`(B) REVIEW- Not later than 1 year after the date of initiation of the pilot program, the Secretary shall conduct a review of the safety record of the pilot program and transmit a report on the results of the review to Congress.
`(C) OPTION- If the Secretary as part of the review under subparagraph (B) determines that the safety level obtained under the pilot program is comparable to the safety level determined under existing methods of pilots carrying firearms on aircraft, the Secretary shall allow all pilots participating in the Federal flight deck officer program the option of carrying their firearm on their person subject to such requirements as the Secretary determines appropriate.'.
(d) Federal Flight Deck Officers on International Flights-
(1) AGREEMENTS WITH FOREIGN GOVERNMENTS- The President is encouraged to pursue aggressively agreements with foreign governments to allow maximum deployment of Federal flight deck officers on international flights.
(2) REPORT- Not later than 180 days after the date of enactment of this Act, the President (or the President's designee) shall submit to Congress a report on the status of the President's efforts to allow maximum deployment of Federal flight deck officers on international flights.
(e) References to Under Secretary- Section 44921 of title 49, United States Code, is amended--
(1) in subsection (a) by striking `Under Secretary of Transportation for Security' and inserting `Secretary of Homeland Security';
(2) by striking `Under Secretary' each place it appears and inserting `Secretary'; and
(3) by striking `Under Secretary's' each place it appears and inserting `Secretary's'.
The FFDO Program requires the following improvements to be an effective deterrent and defense against terrorism, and to interest volunteers:
- Appeals, privacy and reasonable screening for applicants and FFDOs – This legislation provides a robust appeals process for current FFDOs, but only if their deputization is revoked; not if it is indefinitely suspended. The bill does nothing to improve FFDO privacy, inappropriate screening tools, initial applicant appeals, or the onerous applications process.
- Standard federal credentials - This bill effectively addresses this improvement.
- Full-time, personal firearms carriage – A ‘pilot program’ provides TSA wide discretion to effectively kill personal carry, while delaying its implementation and putting the burden of performance on the FFDO. Significant volunteers will not come forward until personal carry is mandated across the board. It would be better to provide for personal carry, and then eliminate the provision in subsequent legislation, if it proved problematic. Providing personal carry subject to the interpretation of the TSA, may subject FFDOs to felony prosecution when they reasonably believe they need to carry a firearm in case of “call up” to fly, but the TSA does not.
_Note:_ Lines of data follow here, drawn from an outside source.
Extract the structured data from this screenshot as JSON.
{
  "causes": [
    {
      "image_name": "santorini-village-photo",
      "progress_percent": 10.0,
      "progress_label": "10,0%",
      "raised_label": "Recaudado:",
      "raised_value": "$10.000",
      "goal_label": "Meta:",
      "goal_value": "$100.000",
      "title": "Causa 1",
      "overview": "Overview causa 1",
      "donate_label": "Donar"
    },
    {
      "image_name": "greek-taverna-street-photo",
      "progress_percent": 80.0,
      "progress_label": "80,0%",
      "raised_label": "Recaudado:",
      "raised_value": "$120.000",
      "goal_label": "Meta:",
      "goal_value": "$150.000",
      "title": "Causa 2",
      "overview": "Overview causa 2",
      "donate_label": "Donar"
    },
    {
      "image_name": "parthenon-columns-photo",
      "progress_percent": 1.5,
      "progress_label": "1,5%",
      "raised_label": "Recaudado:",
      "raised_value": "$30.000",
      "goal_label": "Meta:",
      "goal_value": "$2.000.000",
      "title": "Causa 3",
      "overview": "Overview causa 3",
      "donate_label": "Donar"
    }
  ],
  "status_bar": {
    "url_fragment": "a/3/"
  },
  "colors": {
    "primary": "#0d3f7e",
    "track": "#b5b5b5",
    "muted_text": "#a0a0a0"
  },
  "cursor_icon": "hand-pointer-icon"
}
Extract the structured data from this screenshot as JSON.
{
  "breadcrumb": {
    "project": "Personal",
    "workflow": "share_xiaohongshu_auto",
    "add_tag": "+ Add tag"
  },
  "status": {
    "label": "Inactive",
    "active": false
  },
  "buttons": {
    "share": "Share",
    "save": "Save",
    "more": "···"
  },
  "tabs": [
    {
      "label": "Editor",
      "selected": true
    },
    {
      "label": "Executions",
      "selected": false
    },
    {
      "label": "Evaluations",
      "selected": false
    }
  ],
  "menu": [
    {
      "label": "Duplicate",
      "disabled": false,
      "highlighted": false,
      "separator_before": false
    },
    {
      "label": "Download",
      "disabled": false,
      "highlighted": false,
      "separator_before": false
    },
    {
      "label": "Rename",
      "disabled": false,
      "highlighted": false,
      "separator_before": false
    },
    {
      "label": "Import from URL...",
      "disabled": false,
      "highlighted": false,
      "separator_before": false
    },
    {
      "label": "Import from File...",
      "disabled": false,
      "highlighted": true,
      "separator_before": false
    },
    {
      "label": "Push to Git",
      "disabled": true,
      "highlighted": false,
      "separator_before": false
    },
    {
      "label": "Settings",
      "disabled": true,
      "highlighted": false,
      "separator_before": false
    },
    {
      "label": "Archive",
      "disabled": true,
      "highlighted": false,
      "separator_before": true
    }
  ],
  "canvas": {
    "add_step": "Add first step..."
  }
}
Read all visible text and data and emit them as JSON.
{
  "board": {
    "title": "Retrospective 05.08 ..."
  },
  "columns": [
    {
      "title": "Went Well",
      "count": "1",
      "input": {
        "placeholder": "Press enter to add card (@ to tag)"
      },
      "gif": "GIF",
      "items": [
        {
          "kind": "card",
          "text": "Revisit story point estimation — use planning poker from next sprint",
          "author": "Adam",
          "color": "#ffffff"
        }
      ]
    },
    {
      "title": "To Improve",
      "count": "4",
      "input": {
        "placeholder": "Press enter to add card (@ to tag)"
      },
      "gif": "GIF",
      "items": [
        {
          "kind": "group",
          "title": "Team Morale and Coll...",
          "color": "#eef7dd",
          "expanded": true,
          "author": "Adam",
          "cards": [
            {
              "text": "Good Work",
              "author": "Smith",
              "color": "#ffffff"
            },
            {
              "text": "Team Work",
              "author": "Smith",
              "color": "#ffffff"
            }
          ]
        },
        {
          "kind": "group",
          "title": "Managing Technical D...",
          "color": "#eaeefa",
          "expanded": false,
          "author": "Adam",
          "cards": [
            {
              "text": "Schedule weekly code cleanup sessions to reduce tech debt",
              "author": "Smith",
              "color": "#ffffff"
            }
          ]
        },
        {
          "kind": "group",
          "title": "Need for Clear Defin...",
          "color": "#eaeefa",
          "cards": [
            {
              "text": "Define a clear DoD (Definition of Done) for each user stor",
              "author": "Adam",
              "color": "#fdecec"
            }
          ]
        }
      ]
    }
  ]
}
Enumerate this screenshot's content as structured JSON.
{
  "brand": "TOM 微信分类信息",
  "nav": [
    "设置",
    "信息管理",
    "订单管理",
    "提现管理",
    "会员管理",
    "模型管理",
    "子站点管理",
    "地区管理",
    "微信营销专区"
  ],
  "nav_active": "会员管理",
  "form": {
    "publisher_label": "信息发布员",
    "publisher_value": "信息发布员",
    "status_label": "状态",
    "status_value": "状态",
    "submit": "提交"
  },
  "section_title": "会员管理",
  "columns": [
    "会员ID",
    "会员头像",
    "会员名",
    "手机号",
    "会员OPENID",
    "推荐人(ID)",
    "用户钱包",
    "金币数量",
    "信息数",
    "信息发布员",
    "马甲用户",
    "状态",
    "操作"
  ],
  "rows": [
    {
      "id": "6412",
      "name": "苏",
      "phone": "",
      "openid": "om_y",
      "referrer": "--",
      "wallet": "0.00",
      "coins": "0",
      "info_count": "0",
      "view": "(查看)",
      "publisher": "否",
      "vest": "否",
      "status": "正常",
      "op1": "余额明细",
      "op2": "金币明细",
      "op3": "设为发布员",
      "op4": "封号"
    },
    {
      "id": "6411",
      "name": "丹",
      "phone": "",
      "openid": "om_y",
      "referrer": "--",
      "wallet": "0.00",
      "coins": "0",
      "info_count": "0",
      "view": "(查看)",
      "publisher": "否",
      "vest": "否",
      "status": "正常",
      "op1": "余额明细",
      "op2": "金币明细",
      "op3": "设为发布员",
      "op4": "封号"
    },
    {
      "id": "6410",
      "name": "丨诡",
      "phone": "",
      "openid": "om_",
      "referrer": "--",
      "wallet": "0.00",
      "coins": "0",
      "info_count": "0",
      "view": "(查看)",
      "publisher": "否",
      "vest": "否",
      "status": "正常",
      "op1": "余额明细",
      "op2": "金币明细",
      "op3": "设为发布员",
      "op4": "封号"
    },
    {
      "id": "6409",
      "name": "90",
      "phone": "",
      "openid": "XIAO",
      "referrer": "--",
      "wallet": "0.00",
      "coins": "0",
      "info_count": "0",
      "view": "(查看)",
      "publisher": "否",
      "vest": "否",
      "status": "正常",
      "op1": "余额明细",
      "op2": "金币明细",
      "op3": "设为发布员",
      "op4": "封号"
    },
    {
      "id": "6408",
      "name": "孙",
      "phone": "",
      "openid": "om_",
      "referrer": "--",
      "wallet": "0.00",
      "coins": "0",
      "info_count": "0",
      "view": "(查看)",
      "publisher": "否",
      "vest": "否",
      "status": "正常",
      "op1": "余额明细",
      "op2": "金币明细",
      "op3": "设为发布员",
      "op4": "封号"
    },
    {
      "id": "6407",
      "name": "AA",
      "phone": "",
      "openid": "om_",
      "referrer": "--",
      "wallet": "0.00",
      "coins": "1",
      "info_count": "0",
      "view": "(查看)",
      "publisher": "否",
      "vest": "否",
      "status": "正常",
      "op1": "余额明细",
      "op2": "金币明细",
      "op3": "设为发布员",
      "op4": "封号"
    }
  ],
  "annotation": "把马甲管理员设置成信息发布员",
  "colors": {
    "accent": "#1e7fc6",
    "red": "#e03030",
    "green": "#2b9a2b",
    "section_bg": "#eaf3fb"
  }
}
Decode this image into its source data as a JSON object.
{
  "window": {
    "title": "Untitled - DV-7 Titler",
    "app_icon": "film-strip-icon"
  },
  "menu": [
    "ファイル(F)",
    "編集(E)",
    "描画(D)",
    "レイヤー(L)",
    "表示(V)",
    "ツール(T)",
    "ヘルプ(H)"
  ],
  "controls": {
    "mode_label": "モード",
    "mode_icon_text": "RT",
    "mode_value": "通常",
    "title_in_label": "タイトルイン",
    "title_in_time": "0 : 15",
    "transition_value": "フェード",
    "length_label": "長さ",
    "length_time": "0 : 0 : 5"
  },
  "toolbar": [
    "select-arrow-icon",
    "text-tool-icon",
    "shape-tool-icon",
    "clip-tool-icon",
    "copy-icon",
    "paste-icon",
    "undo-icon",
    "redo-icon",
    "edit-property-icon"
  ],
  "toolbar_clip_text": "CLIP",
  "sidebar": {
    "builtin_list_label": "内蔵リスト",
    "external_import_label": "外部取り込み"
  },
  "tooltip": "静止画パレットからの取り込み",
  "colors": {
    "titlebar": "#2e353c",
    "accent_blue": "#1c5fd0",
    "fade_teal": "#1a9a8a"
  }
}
Felony prosecution ends a pilot’s career. The bill should simply marry FFDO carry and airport security protocols to those authorized for federal air marshals to protect the integrity of the bill’s intent; yet, it does not do this.
- Protection of international flights - This legislation “encourages” but does not mandate FFDOs on international flights. This improvement is not adequately addressed.
In summary, this legislation requires some revision to make it robust enough to substantially improve FFDO. It is a step in the right direction, but falls short of mandating a standard program, modeled after other federal law enforcement programs in place. Working to improve language in the US Senate in anticipation of a more robust compromise bill, risks lengthy delays “in conference,” and the possibility no legislation will be passed.
Therefore, we encourage our members to support this legislation, as we continue to work for more robust follow on improvements.